In 1977 the city broke ground on the downtown gardens as part of a downtown revitalization plan. While some city leaders could see the vision and the potential of the gardens, there were several vocal opponents who thought that the venture was too costly and taking too long to build. The oil bust, and the failure of Penn Square Bank in 1982, threatened the continued construction. According to the Myriad Gardens’ anniversary video, “there was only enough money to build the support beams for the Crystal Bridge itself.”
A civic leader and longtime champion for the Myriad Gardens, Dean A. McGee, wasn’t going to let this vision languish. He led the effort to privately raise the $1.3 million to finish the Crystal Bridge, which opened 30 years ago this weekend.

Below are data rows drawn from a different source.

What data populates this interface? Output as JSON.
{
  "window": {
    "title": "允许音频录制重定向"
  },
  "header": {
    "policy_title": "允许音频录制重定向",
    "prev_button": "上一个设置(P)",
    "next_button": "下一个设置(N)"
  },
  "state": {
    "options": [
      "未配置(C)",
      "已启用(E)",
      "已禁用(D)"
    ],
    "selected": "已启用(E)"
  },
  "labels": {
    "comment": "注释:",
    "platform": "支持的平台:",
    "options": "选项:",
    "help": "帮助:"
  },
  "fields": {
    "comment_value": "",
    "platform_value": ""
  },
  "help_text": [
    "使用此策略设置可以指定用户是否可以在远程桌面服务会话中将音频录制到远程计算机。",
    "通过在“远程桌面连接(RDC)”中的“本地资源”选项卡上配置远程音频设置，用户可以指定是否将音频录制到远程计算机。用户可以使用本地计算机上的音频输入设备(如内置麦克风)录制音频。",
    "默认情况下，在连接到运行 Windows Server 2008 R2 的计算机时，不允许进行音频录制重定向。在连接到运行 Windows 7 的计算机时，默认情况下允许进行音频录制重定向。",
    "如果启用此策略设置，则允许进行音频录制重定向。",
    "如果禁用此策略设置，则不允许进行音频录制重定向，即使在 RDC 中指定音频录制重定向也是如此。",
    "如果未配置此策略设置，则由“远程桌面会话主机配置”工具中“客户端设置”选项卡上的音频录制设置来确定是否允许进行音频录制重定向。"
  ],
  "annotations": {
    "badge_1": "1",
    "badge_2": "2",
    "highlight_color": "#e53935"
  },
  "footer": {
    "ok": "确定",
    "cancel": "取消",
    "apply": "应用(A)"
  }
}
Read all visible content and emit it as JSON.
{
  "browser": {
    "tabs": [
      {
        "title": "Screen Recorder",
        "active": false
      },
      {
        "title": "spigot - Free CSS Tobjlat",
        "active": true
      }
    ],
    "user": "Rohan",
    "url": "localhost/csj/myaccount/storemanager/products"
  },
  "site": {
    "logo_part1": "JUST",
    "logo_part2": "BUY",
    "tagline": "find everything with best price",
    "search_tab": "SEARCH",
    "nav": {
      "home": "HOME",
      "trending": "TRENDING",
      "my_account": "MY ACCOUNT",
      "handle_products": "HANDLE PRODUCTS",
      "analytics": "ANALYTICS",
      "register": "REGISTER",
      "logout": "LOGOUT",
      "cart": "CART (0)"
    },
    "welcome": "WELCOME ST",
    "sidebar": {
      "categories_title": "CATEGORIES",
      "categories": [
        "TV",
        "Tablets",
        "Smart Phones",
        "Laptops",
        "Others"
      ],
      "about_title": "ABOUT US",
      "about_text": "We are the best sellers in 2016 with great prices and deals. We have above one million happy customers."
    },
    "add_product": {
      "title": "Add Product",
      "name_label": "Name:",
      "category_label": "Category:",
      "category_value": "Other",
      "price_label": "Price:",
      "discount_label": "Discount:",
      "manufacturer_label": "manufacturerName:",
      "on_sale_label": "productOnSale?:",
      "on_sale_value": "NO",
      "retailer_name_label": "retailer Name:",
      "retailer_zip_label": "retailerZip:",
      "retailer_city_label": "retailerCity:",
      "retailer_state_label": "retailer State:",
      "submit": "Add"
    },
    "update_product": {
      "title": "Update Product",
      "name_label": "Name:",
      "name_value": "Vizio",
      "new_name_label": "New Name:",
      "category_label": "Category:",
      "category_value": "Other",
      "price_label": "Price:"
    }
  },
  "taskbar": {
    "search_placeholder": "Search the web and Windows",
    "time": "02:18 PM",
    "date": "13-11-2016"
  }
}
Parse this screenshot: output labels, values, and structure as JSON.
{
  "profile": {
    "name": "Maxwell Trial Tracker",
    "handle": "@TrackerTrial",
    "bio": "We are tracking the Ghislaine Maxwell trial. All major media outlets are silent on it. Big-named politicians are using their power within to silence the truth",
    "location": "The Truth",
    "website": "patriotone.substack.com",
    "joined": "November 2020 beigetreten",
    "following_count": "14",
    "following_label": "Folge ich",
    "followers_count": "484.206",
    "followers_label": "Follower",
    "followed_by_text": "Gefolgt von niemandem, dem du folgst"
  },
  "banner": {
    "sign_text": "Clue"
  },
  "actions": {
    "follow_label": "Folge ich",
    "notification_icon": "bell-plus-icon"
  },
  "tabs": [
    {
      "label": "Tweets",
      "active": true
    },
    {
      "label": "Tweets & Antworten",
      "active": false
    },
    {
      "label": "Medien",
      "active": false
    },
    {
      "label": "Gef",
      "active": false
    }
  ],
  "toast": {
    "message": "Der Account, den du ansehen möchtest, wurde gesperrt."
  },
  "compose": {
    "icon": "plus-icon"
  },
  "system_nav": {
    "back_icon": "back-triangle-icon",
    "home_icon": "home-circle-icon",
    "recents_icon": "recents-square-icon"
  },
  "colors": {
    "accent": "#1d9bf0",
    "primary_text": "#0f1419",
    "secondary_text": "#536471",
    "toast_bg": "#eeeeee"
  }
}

When the Myriad Botanical Gardens needed a significant makeover in 2011, Larry Nichols, co-founder and former chief executive officer of Devon Energy, came up with the creative solution of using part of the Devon World Headquarters Tax Increment Financing District funds. Today the Myriad Gardens has new community features and upgrades such as an ice skating rink, amphitheater, children’s play area, dog park, new walking trails and lighting. These improvements have greatly increased the number of people who come downtown to play and visit and enhanced the quality of life.
Our newest downtown park, Scissortail Park, is under construction using MAPS 3 funds. The Myriad Gardens Foundation will be responsible for the programming of that space, which will be critical to the success of the entire area. As we have seen from the growth and rejuvenation of the Myriad Gardens, we will be celebrating these two impactful public spaces for decades to come.
Cathy O’Connor is the president of The Alliance for Economic Development of Oklahoma City.